‘Only widens gap’: Outrage as 20+ Russian journalists barred from entering Ukraine
“Democratic governments have no business barring journalists
from working based on nationality,” nonprofit press freedom
organization the Committee to Protect Journalists said.
“Restricting media access only increases suspicion and
One journalist shared his experiences with RT. “I spent nearly seven hours in a room they called either a hotel or a lounge. It was a small, very hot stuffy room with nothing but a bed and a table there. There are no people there, they just lock you in and leave,” Maksim Dodonov, a correspondent with Russian television channel Zvezda, told RT after being stopped at the border.
Crews from a dozen Russian news outlets have been turned away, including from Russian business daily Kommersant, a RIA Novosti correspondent, reporters from Forbes Russia, and RT’s video news agency Ruptly.
One of the Forbes journalists was attempting to write a business news report.
“We showed our press cards, but that only made things worse,” said Pavel Sedakov, a journalist from Forbes Russia.
“They told us we’re being denied entry for three years. They interrogated us for quite a long time and then filmed all the equipment we had with us.”
The CPJ expressed concern over Russian journalists being denied
entry to the country.
“We call on Ukrainian authorities to ensure that all journalists, foreign and domestic, are able to report freely and without obstruction on the unfolding events in Ukraine,” CPJ Europe and Central Asia Program Coordinator Nina Ognianova said in a statement published on the CPJ website.
Moscow has slammed the apparent attack on press freedom in the country and attacked double standards employed over reporting in the country.
While OSCE Representative on Freedom of the Media Dunja Mijatovic called on authorities to put a stop to violent attacks on journalists in eastern Ukraine, the Russian Foreign Ministry released a statement Thursday requesting that she avoid double standards and biased approaches.
“The emphases are often put in the anti-Russian mood,” the ministry stated. “Dunja Mijatovic focuses attention on the developments that took place around the buildings of television companies in Kharkov, Donetsk and Lugansk on April 7. But she says nothing about the fact that the actions of the protesters were triggered by the limitations of their right to receive information after the closure of Russian television channels.”
On March 25 several Ukrainian providers stopped broadcasting four main Russian TV channels in a move the Russian Foreign Ministry calls a violation of international obligations and an attack on media freedom.
The Russian Foreign Ministry's Commissioner for Human Rights, told RIA Novosti at the time that Kiev's court decision to ban Russian TV content violated “every right to watch television and have access to media in Russian.”
Other non-governmental organizations were quick to come forward.

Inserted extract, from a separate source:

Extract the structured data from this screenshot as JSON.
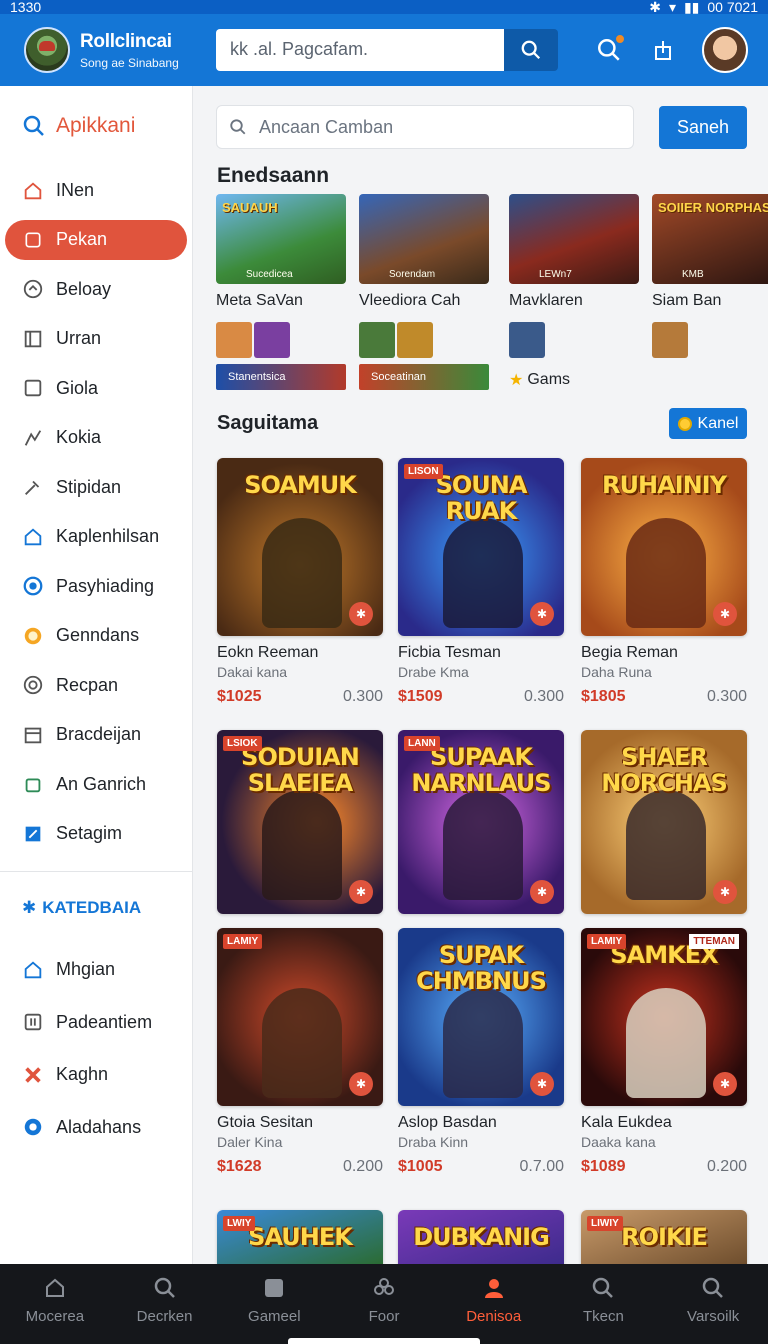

“Since Crimea’s incorporation into Russia, several Russian media have reported cases of their journalists being turned back at the Ukrainian border,” Reporters Without Borders said in a statement released Thursday.

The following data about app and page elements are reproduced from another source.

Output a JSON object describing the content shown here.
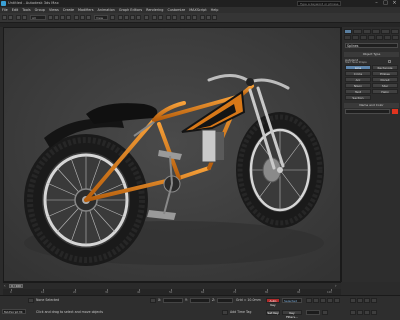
{
  "window": {
    "title": "Untitled - Autodesk 3ds Max",
    "search_placeholder": "Type a keyword or phrase"
  },
  "menu": [
    "File",
    "Edit",
    "Tools",
    "Group",
    "Views",
    "Create",
    "Modifiers",
    "Animation",
    "Graph Editors",
    "Rendering",
    "Customize",
    "MAXScript",
    "Help"
  ],
  "toolbar": {
    "selection_filter": "All",
    "view_dropdown": "View"
  },
  "viewport": {
    "label": "Perspective"
  },
  "command_panel": {
    "category_dropdown": "Splines",
    "object_type_header": "Object Type",
    "autogrid": "AutoGrid",
    "start_new_shape": "Start New Shape",
    "buttons": [
      "Line",
      "Rectangle",
      "Circle",
      "Ellipse",
      "Arc",
      "Donut",
      "NGon",
      "Star",
      "Text",
      "Helix",
      "Section"
    ],
    "name_color_header": "Name and Color",
    "swatch_color": "#e0341f"
  },
  "timeline": {
    "frame_display": "0 / 100",
    "ruler_ticks": [
      "0",
      "10",
      "20",
      "30",
      "40",
      "50",
      "60",
      "70",
      "80",
      "90",
      "100"
    ]
  },
  "status": {
    "maxscript_label": "MAXScript Mi",
    "selection": "None Selected",
    "prompt": "Click and drag to select and move objects",
    "x_label": "X:",
    "y_label": "Y:",
    "z_label": "Z:",
    "grid": "Grid = 10.0mm",
    "add_time_tag": "Add Time Tag",
    "auto_key": "Auto Key",
    "set_key": "Set Key",
    "key_filters": "Key Filters...",
    "selected": "Selected"
  },
  "colors": {
    "frame": "#d87818",
    "frame_highlight": "#f7a13a",
    "tire": "#1e1e1e",
    "rim": "#bdbdbd",
    "viewport_bg": "#3d3d3d"
  }
}
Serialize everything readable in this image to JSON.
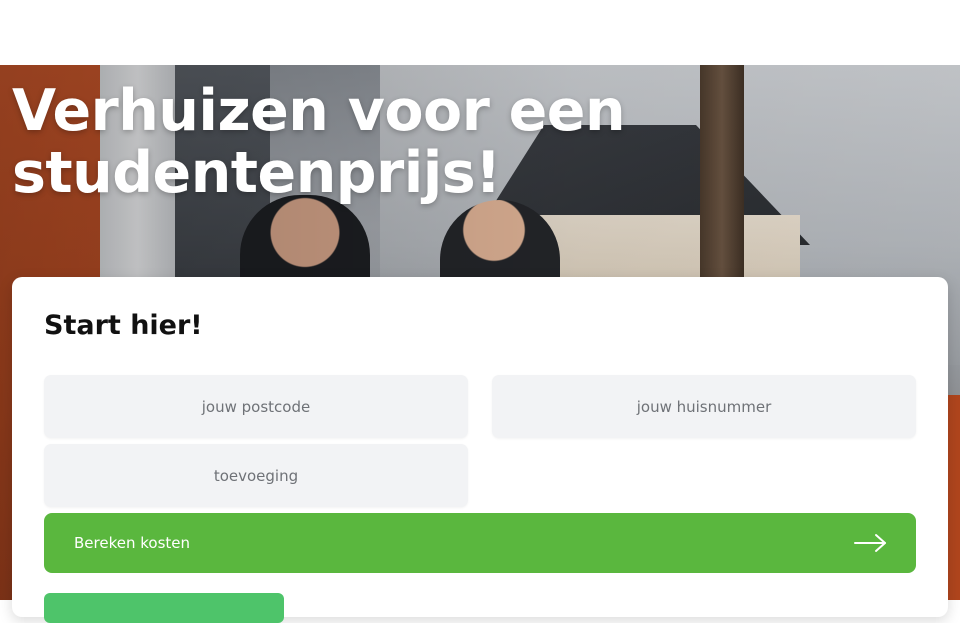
{
  "hero": {
    "title": "Verhuizen voor een studentenprijs!"
  },
  "form": {
    "title": "Start hier!",
    "postcode_placeholder": "jouw postcode",
    "huisnummer_placeholder": "jouw huisnummer",
    "toevoeging_placeholder": "toevoeging",
    "submit_label": "Bereken kosten",
    "submit_icon": "arrow-right-icon"
  },
  "colors": {
    "accent_green": "#5ab73e",
    "field_background": "#f2f3f5"
  }
}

“When Kommersant reporter Andrey Kolesnikov and photographer Dmitry Azarov tried to visit Kharkov on April 8 to cover the events there, border guards denied them entry on the official grounds that they did not have enough money on them.”

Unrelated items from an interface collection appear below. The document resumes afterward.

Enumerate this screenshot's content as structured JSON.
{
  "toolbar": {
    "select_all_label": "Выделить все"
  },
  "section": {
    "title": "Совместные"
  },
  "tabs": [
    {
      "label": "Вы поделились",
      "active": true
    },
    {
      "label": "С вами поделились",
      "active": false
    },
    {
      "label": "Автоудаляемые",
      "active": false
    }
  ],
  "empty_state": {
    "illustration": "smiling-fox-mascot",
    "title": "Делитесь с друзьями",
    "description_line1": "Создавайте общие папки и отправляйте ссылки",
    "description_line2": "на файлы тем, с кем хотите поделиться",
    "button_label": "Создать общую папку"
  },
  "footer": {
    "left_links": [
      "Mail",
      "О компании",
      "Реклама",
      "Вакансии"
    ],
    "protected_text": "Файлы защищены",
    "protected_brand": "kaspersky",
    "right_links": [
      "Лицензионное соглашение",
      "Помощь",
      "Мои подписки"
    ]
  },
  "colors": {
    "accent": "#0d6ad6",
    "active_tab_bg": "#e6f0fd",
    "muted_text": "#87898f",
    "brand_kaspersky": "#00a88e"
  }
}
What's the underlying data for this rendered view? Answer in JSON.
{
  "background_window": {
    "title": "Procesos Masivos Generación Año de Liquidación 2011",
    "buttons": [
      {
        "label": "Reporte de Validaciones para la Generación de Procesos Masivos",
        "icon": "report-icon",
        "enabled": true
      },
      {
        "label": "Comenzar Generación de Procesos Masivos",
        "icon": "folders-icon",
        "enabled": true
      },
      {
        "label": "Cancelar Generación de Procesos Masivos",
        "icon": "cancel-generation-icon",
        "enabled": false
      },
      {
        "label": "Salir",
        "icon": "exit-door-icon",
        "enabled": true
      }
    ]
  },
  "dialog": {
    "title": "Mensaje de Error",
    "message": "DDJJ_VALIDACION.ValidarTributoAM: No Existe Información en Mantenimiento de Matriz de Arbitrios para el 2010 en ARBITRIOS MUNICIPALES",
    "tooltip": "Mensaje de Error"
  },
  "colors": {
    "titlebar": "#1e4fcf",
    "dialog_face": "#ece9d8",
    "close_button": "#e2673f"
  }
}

The nonprofit organization added that since December foreign nationals have been obliged to prove that they have access to a minimum amount of funds. Kommersant insisted that Kolesnikov was carrying more than the minimum.